  40. 40. DOL – Unpaid Interns What can happen? Recently a class action was filed in federalcourt in NY by a former unpaid intern forElite Model Agency seeking $50 million inunpaid wages, overtime, and benefits40
  41. 41. Federal Labor Standards Act March 2013, 11th Circuit found that anemployee who was not authorized to workin United States could still recover unpaidwages under FLSA Consistent with trend in federal courts Minimum wage and overtime41
  42. 42. Department of Homeland Security As of March 8, 2013, employers mustbegin using new I-9 form issued byDepartment of Homeland Security This form has 3-year shelf life as it will notexpire until March 2016 New instructions for the I-9 have beenpublished to help employers http://www.uscis.gov/files/form/i-9.pdf42
  43. 43. New Whistleblower Protections July 2013,National Defense Authorization Actgave government contractors andsubcontractors whistleblowers substantialadditional rights – gross mismanagement, grosswaste, abuse of authority, violation of law orregulation, danger to public health Mark’s presentation Take proactive measures to address employeeconcerns and prevent retaliation43

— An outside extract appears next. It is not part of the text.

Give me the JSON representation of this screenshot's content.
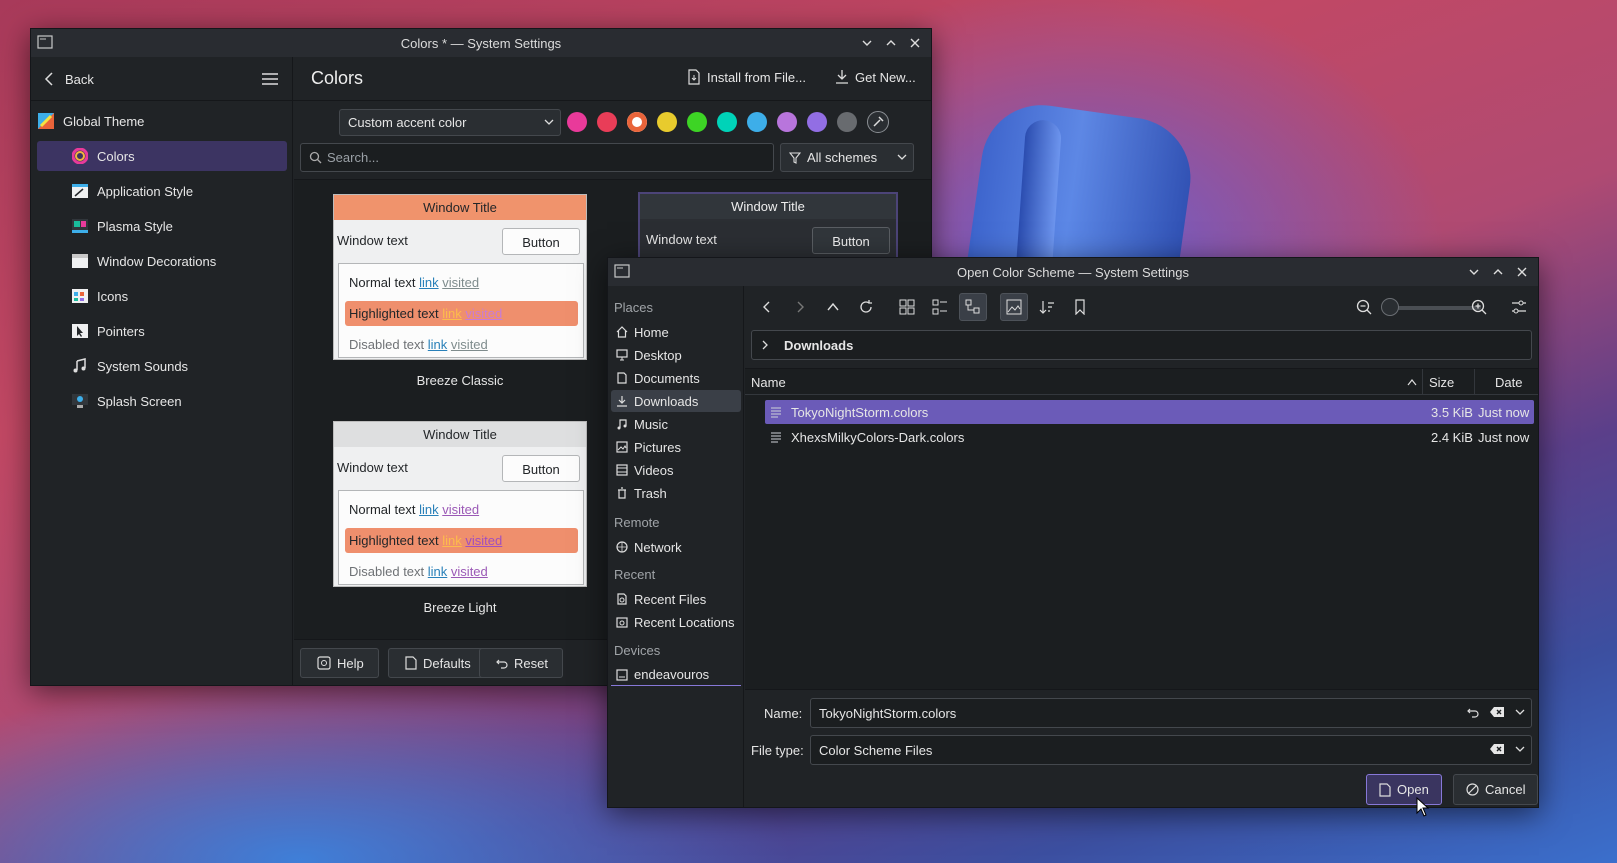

  44. 44. OSHA OSHA very targeted and busy Has issued a record number of significantenforcement cases including largest fine inhistory Strengthened protections for whistleblowers Launched new inspection programs Focusing on high hazard, temporary workers,and hospitals and healthcare44
  45. 45. OSHA – Workplace Violence In 2012, OSHA updated the HazardCommunication Standard New label elements, new safety datasheet format, and training requirementsthat must be completed by December 1,2013 Go to website45
  46. 46. Immigration – Audits I-9 Audits experienced huge jump– Multiplied over past decade– 3 in 2004– 500 in 2008– 3,004 in 201246
  47. 47. Courts: Handbooks January 2013, Utah Court of Appeals heldthat pro se plaintiff had enough evidence tomove forward on his claim of breach ofcontract – Tomlinson v. NCR– At will statements in handbook were not solidand did not clearly apply to all employees– Handbooks included written warnings andperformance plan– Claim that manual created an impliedcontract47
  48. 48. Courts: FMLA March 2013, Tenth Circuit held employeenotifying employer of intent to take FMLAleave is protected activity – Wehrley v.American Family Adjustor hurt knee and back Couldn’t do roof inspections and wasterminated because essential duty Employee brought lawsuit for retaliation forengaging in protected activity48
  49. 49. Courts: FMLA Employee has to show that– He engaged in protected activity – in thiscase notified employer of intent to takeFMLA leave– He was subject to adverse action –terminated– Causal connection between notificationand termination49
  50. 50. Courts: Non-Solicitation January – Prepaid Legal v. Cahill (E.D.Okla.) addressed new area of enforcingnon-solicitation agreements by trying tostop social media posts Salesman left and went to competitor He made general posts on FB and Twitterabout his new company – went to many ofhis previous sales force50
  51. 51. Courts: ADA September 2012, EEOC v. United Airlines(7th Circuit)– Held employer must reassign disabledemployee to vacant position if employee isqualified and would not impose unduehardship on employer– Even if other employees are more qualified51
  52. 52. In the News Penn State– Sexual abuse scandal– Fired head coach Joe Paterno and UniversityPresident Graham Spanier based onallegations that grad student saw assistantcoach assault boy and told officials– Failed to report to police– Negligent hiring and retention– Addressing issues52
  53. 53.  Christina M. Jepsondirect: (801) 536.6820cell: (801) 209.7805email: cjepson@parsonsbehle.comThank You53